- _Try it_
Your response should be every line from the entries that includes the string "false".

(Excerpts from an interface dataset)

━━━━━━━━━━━━━━━━━━━━━━━━━━━━━━

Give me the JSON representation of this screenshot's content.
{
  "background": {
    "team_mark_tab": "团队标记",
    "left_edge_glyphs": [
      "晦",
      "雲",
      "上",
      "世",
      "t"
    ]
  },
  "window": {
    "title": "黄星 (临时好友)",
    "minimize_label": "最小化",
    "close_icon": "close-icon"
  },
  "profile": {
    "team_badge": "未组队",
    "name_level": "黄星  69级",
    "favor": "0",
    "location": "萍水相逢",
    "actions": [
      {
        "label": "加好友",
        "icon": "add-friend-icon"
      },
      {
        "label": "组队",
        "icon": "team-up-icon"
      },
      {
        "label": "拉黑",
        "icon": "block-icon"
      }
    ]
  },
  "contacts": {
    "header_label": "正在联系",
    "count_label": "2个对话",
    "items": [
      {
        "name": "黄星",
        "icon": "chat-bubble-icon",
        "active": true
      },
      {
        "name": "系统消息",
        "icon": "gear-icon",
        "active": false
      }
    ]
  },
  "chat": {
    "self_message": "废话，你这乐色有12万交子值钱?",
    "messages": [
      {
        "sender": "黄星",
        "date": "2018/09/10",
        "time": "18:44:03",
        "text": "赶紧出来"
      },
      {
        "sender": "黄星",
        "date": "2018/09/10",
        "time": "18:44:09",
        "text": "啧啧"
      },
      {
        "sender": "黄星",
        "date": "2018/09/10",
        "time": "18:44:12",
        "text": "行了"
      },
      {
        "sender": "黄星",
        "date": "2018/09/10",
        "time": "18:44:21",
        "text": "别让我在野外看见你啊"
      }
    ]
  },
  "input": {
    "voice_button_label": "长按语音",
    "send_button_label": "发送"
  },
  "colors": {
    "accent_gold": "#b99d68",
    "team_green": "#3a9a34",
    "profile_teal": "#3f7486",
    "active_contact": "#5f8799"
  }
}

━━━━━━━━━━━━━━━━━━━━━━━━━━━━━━

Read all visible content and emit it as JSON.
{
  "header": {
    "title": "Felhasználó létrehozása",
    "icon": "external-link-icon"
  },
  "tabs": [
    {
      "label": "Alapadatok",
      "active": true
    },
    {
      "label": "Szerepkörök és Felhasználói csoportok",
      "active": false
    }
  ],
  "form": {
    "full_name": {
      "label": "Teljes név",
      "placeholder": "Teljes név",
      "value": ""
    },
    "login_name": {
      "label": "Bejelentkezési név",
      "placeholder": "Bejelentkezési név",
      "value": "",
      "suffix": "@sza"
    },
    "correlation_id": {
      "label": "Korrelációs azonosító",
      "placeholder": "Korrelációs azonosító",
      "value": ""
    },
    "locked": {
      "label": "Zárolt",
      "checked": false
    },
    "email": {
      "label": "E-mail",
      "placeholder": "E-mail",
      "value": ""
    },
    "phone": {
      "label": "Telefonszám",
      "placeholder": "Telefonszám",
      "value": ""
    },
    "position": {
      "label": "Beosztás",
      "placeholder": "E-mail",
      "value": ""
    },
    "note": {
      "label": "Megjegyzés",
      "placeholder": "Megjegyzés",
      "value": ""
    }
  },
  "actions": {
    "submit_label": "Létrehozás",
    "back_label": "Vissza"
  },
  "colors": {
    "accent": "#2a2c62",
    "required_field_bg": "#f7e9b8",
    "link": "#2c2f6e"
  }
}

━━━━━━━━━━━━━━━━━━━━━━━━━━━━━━

- _Task output_
        "active": false
      "active": false
      "checked": false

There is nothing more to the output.